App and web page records
_ _ _

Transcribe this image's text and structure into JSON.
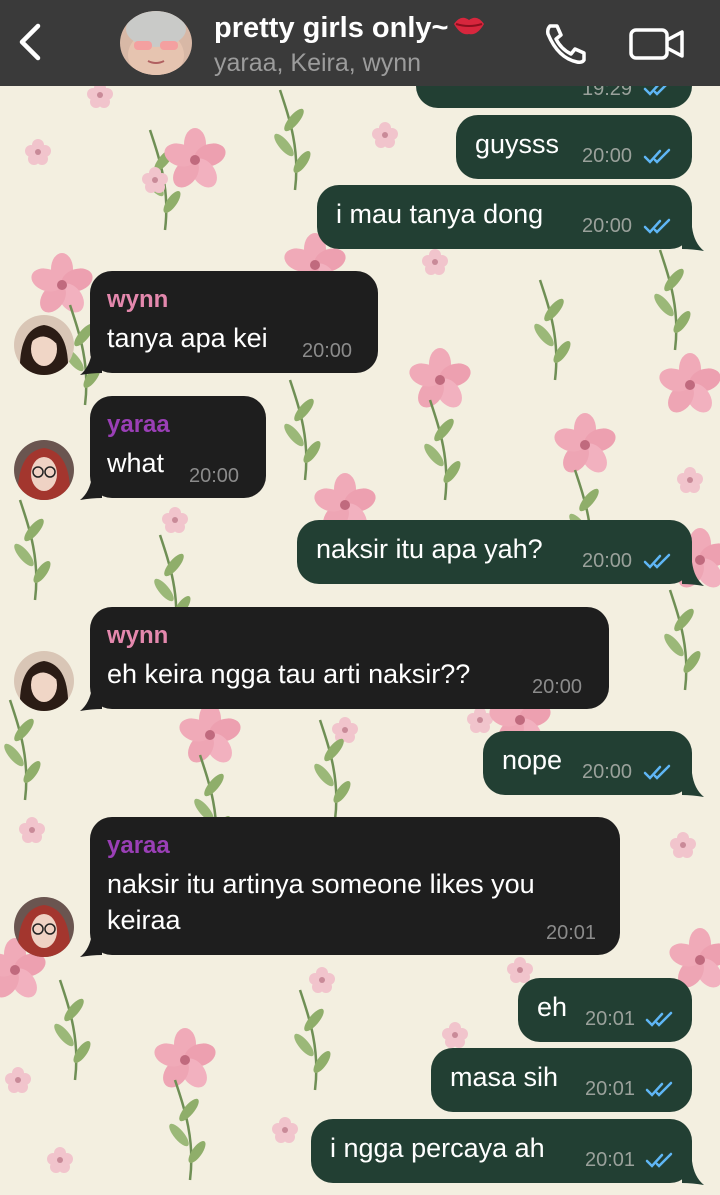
{
  "header": {
    "back_icon": "chevron-left-icon",
    "group_title": "pretty girls only~",
    "title_emoji": "lips-icon",
    "members": "yaraa, Keira, wynn",
    "call_icon": "phone-icon",
    "video_icon": "video-camera-icon"
  },
  "colors": {
    "header_bg": "#3a3a3a",
    "outgoing_bubble": "#223f33",
    "incoming_bubble": "#1e1e1e",
    "wynn_name": "#e488ad",
    "yaraa_name": "#9a3fb6",
    "read_ticks": "#5fb6f5",
    "wallpaper": "#f3efe0"
  },
  "messages": [
    {
      "dir": "out",
      "text": "guysss",
      "time": "20:00",
      "read": true
    },
    {
      "dir": "out",
      "text": "i mau tanya dong",
      "time": "20:00",
      "read": true
    },
    {
      "dir": "in",
      "sender": "wynn",
      "text": "tanya apa kei",
      "time": "20:00"
    },
    {
      "dir": "in",
      "sender": "yaraa",
      "text": "what",
      "time": "20:00"
    },
    {
      "dir": "out",
      "text": "naksir itu apa yah?",
      "time": "20:00",
      "read": true
    },
    {
      "dir": "in",
      "sender": "wynn",
      "text": "eh keira ngga tau arti naksir??",
      "time": "20:00"
    },
    {
      "dir": "out",
      "text": "nope",
      "time": "20:00",
      "read": true
    },
    {
      "dir": "in",
      "sender": "yaraa",
      "text_line1": "naksir itu artinya someone likes you",
      "text_line2": "keiraa",
      "time": "20:01"
    },
    {
      "dir": "out",
      "text": "eh",
      "time": "20:01",
      "read": true
    },
    {
      "dir": "out",
      "text": "masa sih",
      "time": "20:01",
      "read": true
    },
    {
      "dir": "out",
      "text": "i ngga percaya ah",
      "time": "20:01",
      "read": true
    }
  ],
  "partial_top_time": "19:29"
}
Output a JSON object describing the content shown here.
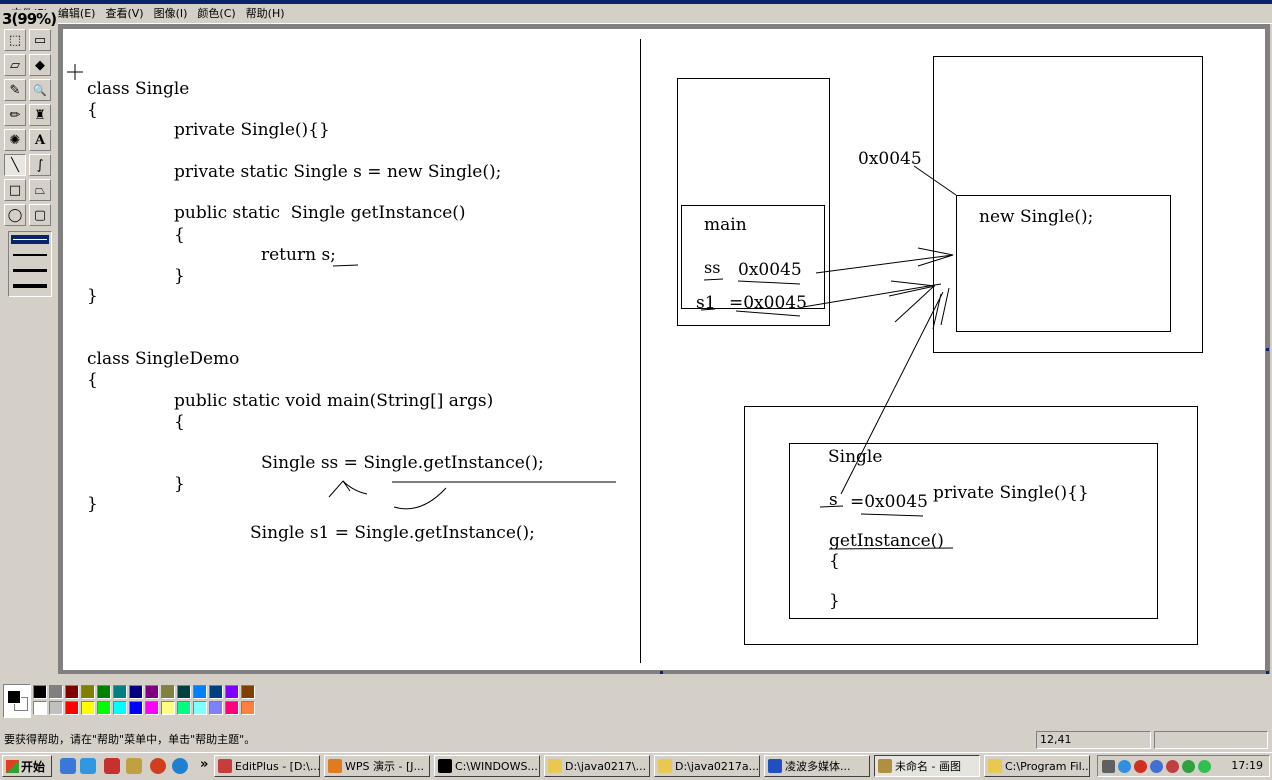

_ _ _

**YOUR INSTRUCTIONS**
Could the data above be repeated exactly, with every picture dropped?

**THE COMPLETED TASK**
Transcribe this image's text and structure into JSON.
{
  "header": {
    "back_icon": "chevron-left-icon",
    "group_title": "pretty girls only~",
    "title_emoji": "lips-icon",
    "members": "yaraa, Keira, wynn",
    "call_icon": "phone-icon",
    "video_icon": "video-camera-icon"
  },
  "colors": {
    "header_bg": "#3a3a3a",
    "outgoing_bubble": "#223f33",
    "incoming_bubble": "#1e1e1e",
    "wynn_name": "#e488ad",
    "yaraa_name": "#9a3fb6",
    "read_ticks": "#5fb6f5",
    "wallpaper": "#f3efe0"
  },
  "messages": [
    {
      "dir": "out",
      "text": "guysss",
      "time": "20:00",
      "read": true
    },
    {
      "dir": "out",
      "text": "i mau tanya dong",
      "time": "20:00",
      "read": true
    },
    {
      "dir": "in",
      "sender": "wynn",
      "text": "tanya apa kei",
      "time": "20:00"
    },
    {
      "dir": "in",
      "sender": "yaraa",
      "text": "what",
      "time": "20:00"
    },
    {
      "dir": "out",
      "text": "naksir itu apa yah?",
      "time": "20:00",
      "read": true
    },
    {
      "dir": "in",
      "sender": "wynn",
      "text": "eh keira ngga tau arti naksir??",
      "time": "20:00"
    },
    {
      "dir": "out",
      "text": "nope",
      "time": "20:00",
      "read": true
    },
    {
      "dir": "in",
      "sender": "yaraa",
      "text_line1": "naksir itu artinya someone likes you",
      "text_line2": "keiraa",
      "time": "20:01"
    },
    {
      "dir": "out",
      "text": "eh",
      "time": "20:01",
      "read": true
    },
    {
      "dir": "out",
      "text": "masa sih",
      "time": "20:01",
      "read": true
    },
    {
      "dir": "out",
      "text": "i ngga percaya ah",
      "time": "20:01",
      "read": true
    }
  ],
  "partial_top_time": "19:29"
}
Output a JSON object describing the content shown here.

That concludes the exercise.